The Future of Print Journalism: Still a Big Puzzle

As the recession takes a toll on print media, magazines have been busy looking for new ways to drum up cash and stay in the spotlight. Sadly, they don't have much to show for their efforts. The once unmalleable line between art and advertising has been getting blurrier by the day, leading purists to point their fingers at publications like ESPN and Us Weekly for gussying up their front pages with ads meant to look like actual articles. Esquire's silly "blinking" issue last year, which featured a computer chip embedded in the cover, earned the title some press, but it didn't exactly boost circulation. But with print publications starved for cash to the point of emaciation, are there any gimmicks that will lure readers to newsstands?

Not as of yet. In the latest attempt by a magazine to remain relevant, J.J. Abrams, the Lost and Alias creator—and now Wired "guest editor"—has hidden a bunch of clues inside the May issue of the nerd mag, leading readers on a wild goose chase more complicated than mapping out a timeline for one of Abrams' shows. "The great thing about this issue is that none of the puzzles work online," explained Wired's editor, Chris Anderson, just as the issue was coming out.

Unfortunately, some production geek figured out the puzzle before the issue had even cooled on the shelves, so the whole game was sort of rendered moot within hours.
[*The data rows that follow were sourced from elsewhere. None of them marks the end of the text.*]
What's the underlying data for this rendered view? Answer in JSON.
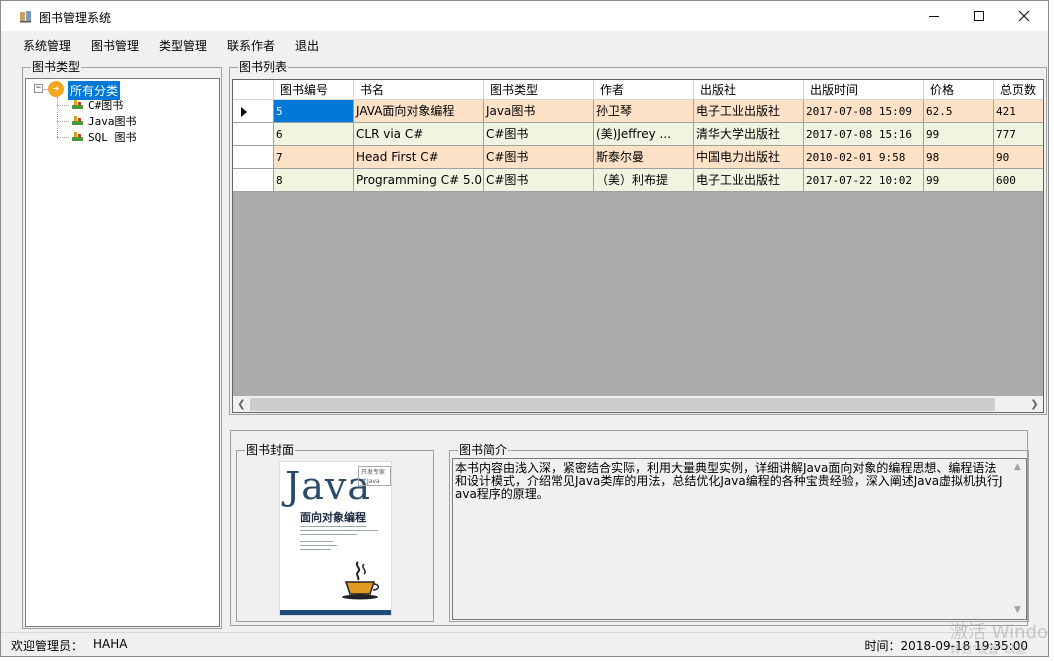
{
  "window": {
    "title": "图书管理系统"
  },
  "menu": [
    "系统管理",
    "图书管理",
    "类型管理",
    "联系作者",
    "退出"
  ],
  "groups": {
    "types": "图书类型",
    "list": "图书列表",
    "cover": "图书封面",
    "intro": "图书简介"
  },
  "tree": {
    "root": "所有分类",
    "children": [
      "C#图书",
      "Java图书",
      "SQL 图书"
    ]
  },
  "grid": {
    "columns": [
      "图书编号",
      "书名",
      "图书类型",
      "作者",
      "出版社",
      "出版时间",
      "价格",
      "总页数"
    ],
    "rows": [
      [
        "5",
        "JAVA面向对象编程",
        "Java图书",
        "孙卫琴",
        "电子工业出版社",
        "2017-07-08 15:09",
        "62.5",
        "421"
      ],
      [
        "6",
        "CLR via C#",
        "C#图书",
        "(美)Jeffrey ...",
        "清华大学出版社",
        "2017-07-08 15:16",
        "99",
        "777"
      ],
      [
        "7",
        "Head First C#",
        "C#图书",
        "斯泰尔曼",
        "中国电力出版社",
        "2010-02-01 9:58",
        "98",
        "90"
      ],
      [
        "8",
        "Programming C# 5.0",
        "C#图书",
        "（美）利布提",
        "电子工业出版社",
        "2017-07-22 10:02",
        "99",
        "600"
      ]
    ],
    "row_colors": [
      "#fde2c8",
      "#f1f4e0",
      "#fde2c8",
      "#f1f4e0"
    ],
    "selected_row": 0
  },
  "cover": {
    "title_text": "Java",
    "subtitle_text": "面向对象编程",
    "tag_text": "开发专家之Java"
  },
  "intro_text": "本书内容由浅入深，紧密结合实际，利用大量典型实例，详细讲解Java面向对象的编程思想、编程语法和设计模式，介绍常见Java类库的用法，总结优化Java编程的各种宝贵经验，深入阐述Java虚拟机执行Java程序的原理。",
  "status": {
    "welcome": "欢迎管理员：",
    "user": "HAHA",
    "time": "时间：2018-09-18 19:35:00"
  },
  "watermark": {
    "line1": "激活 Windo",
    "line2": "转到\"设置\"以激"
  }
}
But it did turn out to be a convenient allegory for Wired itself, a techie magazine that's been rendered moot thanks to the Web.

A Magazine With a Puzzle Buried Inside [NYT]